Repertoire dynamics in a transnational cultural sphere


The activities of this research group focus on the repertoire dynamics of Romani speakers in the highly pluralistic settings of the cultural sphere of South-Eastern and Central Europe. The research covers a series of case studies on repertoire dynamics among Romani speakers with a focus on functionality, language transmission, and speakers’ attitudes towards their linguistic varieties. This involves language maintenance, shift, and loss among Romani communities and individual Roma under consideration of their respective social and spatial mobility. This approach targets not only the ‘indigenous’ Central dialects and the later arrived Vlax dialects of Romani as well as the other languages of the area, but also the multitude of Romani varieties of recent immigrants as well as the languages of their countries of origin. Special attention will be paid to migration, separation and contact as consequences of the radical political changes of the twentieth century. Emigration from the geographical area is treated as a secondary aspect in cooperation with the other sub-projects. Of particular interest is the question how rural and urban local settings in their interregional and historical contexts shape language repertoires and, consequently, individual and collective plural identities.

Coordinated by the Plurilingualism Research Unit at Graz University (Dr Zuzana Bodnarova), this group includes staff from the Seminar of Romani Studies at Charles University Prague (Dr Pavel Kubanik) and the Budapest-based Research Institute for Linguistics (Dr Marton Balo).


Dieter W. HALWACHS, sociolinguist at the University of Graz, is head of the Plurilingualism Research Unit at treffpunkt sprachen, the university’s language centre. The research unit is designed as a sociopolitical project based in sociolinguistics which aims for social cohesion, human rights and a politics of plurality. He works as an expert consultant and coordinator for the Council of Europe, the European Union, UNESCO and others and has coordinated various projects on minority languages and cultures, first of all Romani. His research interests include language politics, minority linguistics, endangered languages, language contact.

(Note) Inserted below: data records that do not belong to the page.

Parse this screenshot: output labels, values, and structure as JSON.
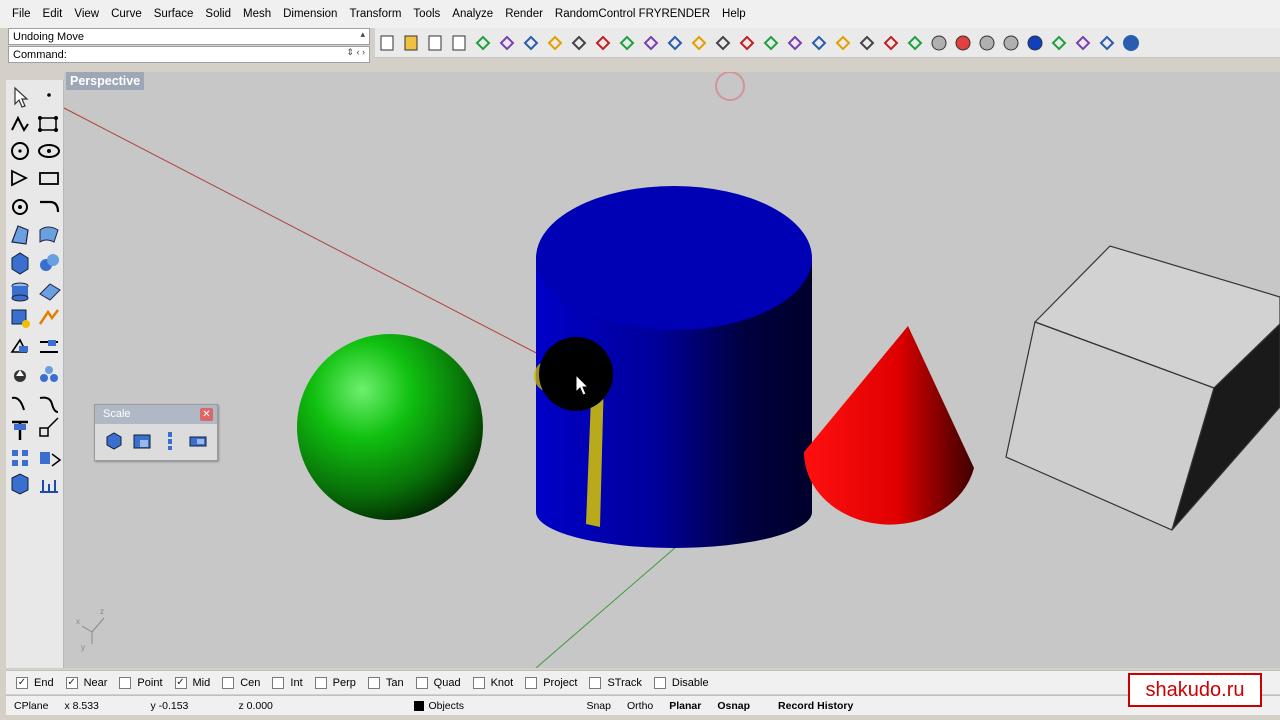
{
  "menu": [
    "File",
    "Edit",
    "View",
    "Curve",
    "Surface",
    "Solid",
    "Mesh",
    "Dimension",
    "Transform",
    "Tools",
    "Analyze",
    "Render",
    "RandomControl FRYRENDER",
    "Help"
  ],
  "command_history": "Undoing Move",
  "command_prompt": "Command:",
  "viewport": {
    "title": "Perspective"
  },
  "scale_panel": {
    "title": "Scale",
    "close_symbol": "✕"
  },
  "osnaps": [
    {
      "label": "End",
      "checked": true,
      "mark": "✓"
    },
    {
      "label": "Near",
      "checked": true,
      "mark": "✓"
    },
    {
      "label": "Point",
      "checked": false,
      "mark": ""
    },
    {
      "label": "Mid",
      "checked": true,
      "mark": "✓"
    },
    {
      "label": "Cen",
      "checked": false,
      "mark": ""
    },
    {
      "label": "Int",
      "checked": false,
      "mark": ""
    },
    {
      "label": "Perp",
      "checked": false,
      "mark": ""
    },
    {
      "label": "Tan",
      "checked": false,
      "mark": ""
    },
    {
      "label": "Quad",
      "checked": false,
      "mark": ""
    },
    {
      "label": "Knot",
      "checked": false,
      "mark": ""
    },
    {
      "label": "Project",
      "checked": false,
      "mark": ""
    },
    {
      "label": "STrack",
      "checked": false,
      "mark": ""
    },
    {
      "label": "Disable",
      "checked": false,
      "mark": ""
    }
  ],
  "status": {
    "cplane": "CPlane",
    "x": "x 8.533",
    "y": "y -0.153",
    "z": "z 0.000",
    "layer": "Objects",
    "snap": "Snap",
    "ortho": "Ortho",
    "planar": "Planar",
    "osnap": "Osnap",
    "record_history": "Record History"
  },
  "watermark": "shakudo.ru",
  "toolbar_icons": [
    "new-icon",
    "open-icon",
    "save-icon",
    "print-icon",
    "import-icon",
    "cut-icon",
    "copy-icon",
    "paste-icon",
    "undo-icon",
    "pan-icon",
    "move-icon",
    "zoom-icon",
    "zoom-window-icon",
    "zoom-extents-icon",
    "zoom-selected-icon",
    "rotate-view-icon",
    "grid-icon",
    "car-icon",
    "eye-icon",
    "target-icon",
    "paint-icon",
    "lightbulb-icon",
    "lock-icon",
    "layer-icon",
    "color-wheel-icon",
    "sphere-wire-icon",
    "sphere-shade-icon",
    "sphere-render-icon",
    "cursor-tool-icon",
    "gear-icon",
    "options-icon",
    "help-icon"
  ],
  "colors": {
    "cylinder": "#0000b8",
    "sphere": "#10b010",
    "cone": "#e00000",
    "box": "#c8c8c8",
    "viewport_bg": "#c7c7c7",
    "watermark": "#cc0000"
  }
}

Zuzana BODNÁROVÁ, senior research assistant at the Plurilingual Research Unit of treffpunkt sprachen, the language centre of the University of Graz. She has participated in several Romani-related projects at the Charles University in Prague, the University of Helsinki and the University of Manchester that involved field research in Romani communities in various countries of Central Europe and the Balkans. Her research interests include sociolinguistics, language contact, dialectology, Romani linguistics with a focus on the Romani varieties in contact with Hungarian.

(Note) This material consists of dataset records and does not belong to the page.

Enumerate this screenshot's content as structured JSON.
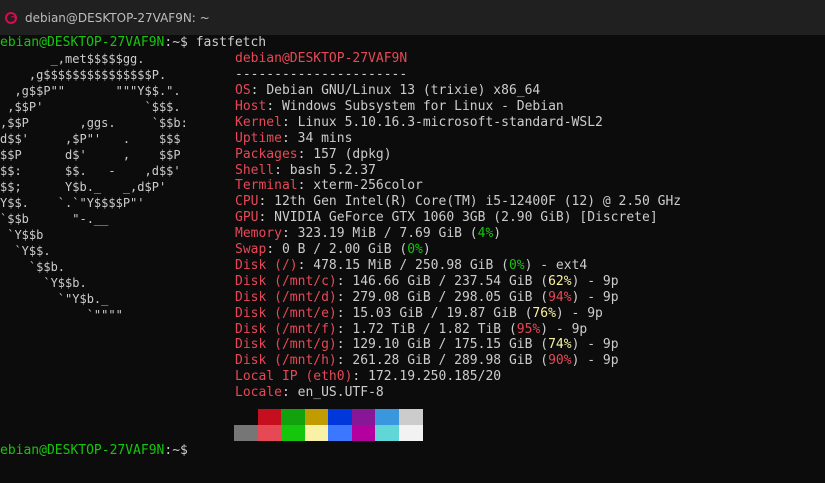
{
  "window": {
    "title": "debian@DESKTOP-27VAF9N: ~",
    "icon": "debian-swirl-icon"
  },
  "prompt": {
    "user_host": "ebian@DESKTOP-27VAF9N",
    "sep": ":~$",
    "command": "fastfetch"
  },
  "logo": [
    "       _,met$$$$$gg.",
    "    ,g$$$$$$$$$$$$$$$P.",
    "  ,g$$P\"\"       \"\"\"Y$$.\".",
    " ,$$P'              `$$$.",
    ",$$P       ,ggs.     `$$b:",
    "d$$'     ,$P\"'   .    $$$",
    "$$P      d$'     ,    $$P",
    "$$:      $$.   -    ,d$$'",
    "$$;      Y$b._   _,d$P'",
    "Y$$.    `.`\"Y$$$$P\"'",
    "`$$b      \"-.__",
    " `Y$$b",
    "  `Y$$.",
    "    `$$b.",
    "      `Y$$b.",
    "        `\"Y$b._",
    "            `\"\"\"\""
  ],
  "header": {
    "user_host": "debian@DESKTOP-27VAF9N",
    "separator": "----------------------"
  },
  "info": [
    {
      "key": "OS",
      "value": "Debian GNU/Linux 13 (trixie) x86_64"
    },
    {
      "key": "Host",
      "value": "Windows Subsystem for Linux - Debian"
    },
    {
      "key": "Kernel",
      "value": "Linux 5.10.16.3-microsoft-standard-WSL2"
    },
    {
      "key": "Uptime",
      "value": "34 mins"
    },
    {
      "key": "Packages",
      "value": "157 (dpkg)"
    },
    {
      "key": "Shell",
      "value": "bash 5.2.37"
    },
    {
      "key": "Terminal",
      "value": "xterm-256color"
    },
    {
      "key": "CPU",
      "value": "12th Gen Intel(R) Core(TM) i5-12400F (12) @ 2.50 GHz"
    },
    {
      "key": "GPU",
      "value": "NVIDIA GeForce GTX 1060 3GB (2.90 GiB) [Discrete]"
    },
    {
      "key": "Memory",
      "value": "323.19 MiB / 7.69 GiB (",
      "pct": "4%",
      "pct_color": "grn",
      "tail": ")"
    },
    {
      "key": "Swap",
      "value": "0 B / 2.00 GiB (",
      "pct": "0%",
      "pct_color": "grn",
      "tail": ")"
    },
    {
      "key": "Disk (/)",
      "value": "478.15 MiB / 250.98 GiB (",
      "pct": "0%",
      "pct_color": "grn",
      "tail": ") - ext4"
    },
    {
      "key": "Disk (/mnt/c)",
      "value": "146.66 GiB / 237.54 GiB (",
      "pct": "62%",
      "pct_color": "yel",
      "tail": ") - 9p"
    },
    {
      "key": "Disk (/mnt/d)",
      "value": "279.08 GiB / 298.05 GiB (",
      "pct": "94%",
      "pct_color": "rdp",
      "tail": ") - 9p"
    },
    {
      "key": "Disk (/mnt/e)",
      "value": "15.03 GiB / 19.87 GiB (",
      "pct": "76%",
      "pct_color": "yel",
      "tail": ") - 9p"
    },
    {
      "key": "Disk (/mnt/f)",
      "value": "1.72 TiB / 1.82 TiB (",
      "pct": "95%",
      "pct_color": "rdp",
      "tail": ") - 9p"
    },
    {
      "key": "Disk (/mnt/g)",
      "value": "129.10 GiB / 175.15 GiB (",
      "pct": "74%",
      "pct_color": "yel",
      "tail": ") - 9p"
    },
    {
      "key": "Disk (/mnt/h)",
      "value": "261.28 GiB / 289.98 GiB (",
      "pct": "90%",
      "pct_color": "rdp",
      "tail": ") - 9p"
    },
    {
      "key": "Local IP (eth0)",
      "value": "172.19.250.185/20"
    },
    {
      "key": "Locale",
      "value": "en_US.UTF-8"
    }
  ],
  "palette": {
    "top": [
      "#0c0c0c",
      "#c50f1f",
      "#13a10e",
      "#c19c00",
      "#0037da",
      "#881798",
      "#3a96dd",
      "#cccccc"
    ],
    "bottom": [
      "#767676",
      "#e74856",
      "#16c60c",
      "#f9f1a5",
      "#3b78ff",
      "#b4009e",
      "#61d6d6",
      "#f2f2f2"
    ]
  },
  "prompt_end": {
    "user_host": "ebian@DESKTOP-27VAF9N",
    "sep": ":~$"
  }
}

Márton A. BALÓ

Márton A. BALÓ, research fellow (Research Institute for Linguistics, Eötvös Loránd Research Network, Budapest, Hungary), senior lecturer (Theoretical Linguistics Department, Faculty of Humanities, Eötvös Loránd University, Budapest, Hungary). His current research interests include documentary linguistics, multilingualism in rural settings, the Sinti dialect in Hungary, and the role of the Romani language in the construction of Romani identity. In addition to these, he has worked on variation in Romani morphology and the phonology of Romani. He is also interested in the grammar of Hungarian and Yiddish.

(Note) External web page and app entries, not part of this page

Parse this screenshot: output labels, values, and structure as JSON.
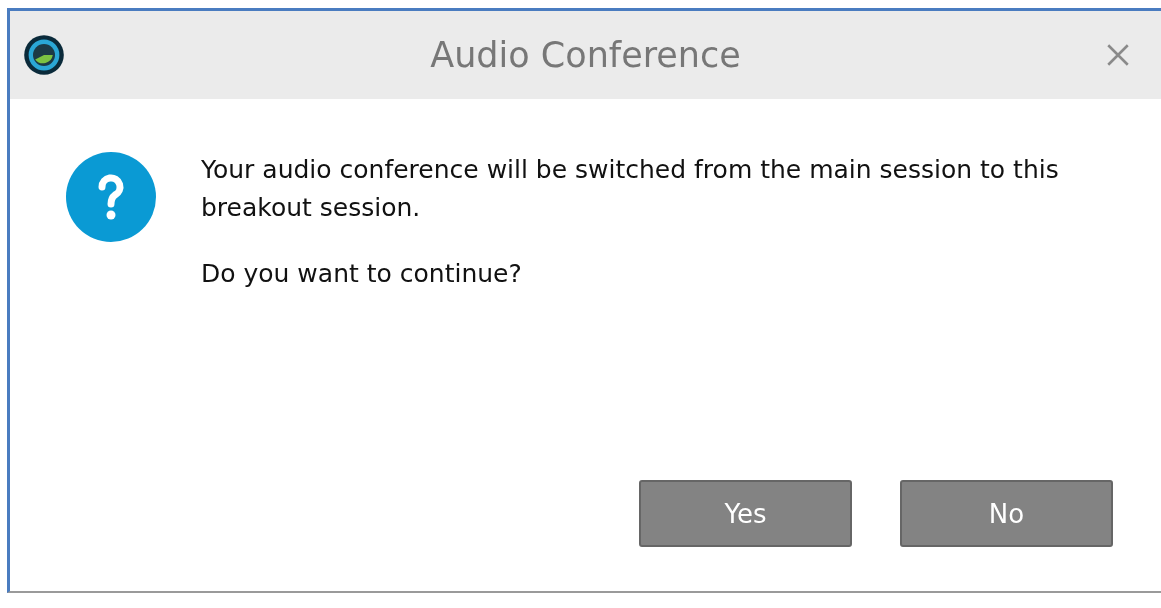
{
  "window": {
    "title": "Audio Conference"
  },
  "message": {
    "lines": [
      "Your audio conference will be switched from the main session to this breakout session.",
      "Do you want to continue?"
    ]
  },
  "buttons": [
    {
      "label": "Yes"
    },
    {
      "label": "No"
    }
  ]
}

Pavel KUBANÍK is Assistant Professor in Romani Studies at Charles University, Prague. He combines his interests in sociolinguistics and linguistic anthropology with extensive fieldwork, especially among Roma in the Czech Republic and Slovakia. His research focuses on language socialization in Romani families, language maintenance, and shift.


Jakob A. P. WIEDNER, a linguist specialised in discourse analysis and sociolinguistics works at the Plurilingualism Research Unit at the language centre treffpunkt sprachen University of Graz as a post-doctoral assistant. His main objectives are the development and implementation of Romani-related linguistic projects and administration and development of IT solutions for research projects and the dissemination of research results. He is interested in researching language-related discourses in a wider societal context and language contact phenomena and implementing software solutions for processing human language.


Chiara TRIBULATO holds a PhD in Cultural Anthropology from the University of Padua where she defended her thesis on the identity dynamics of Sinti within the world of Italian funfairs. In 2019-2020, she worked as a researcher at the Plurilingualism Research Unit of treffpunkt sprachen, the language centre of the University of Graz. She conducted long-term fieldwork among Sicilian funfair workers and among Lombard Sinti in the regions of Veneto, Emilia-Romagna and Lombardy. Her research interests include Romani culture, Romani sociolinguistics and the identity construction of peripatetic communities.

This project is funded by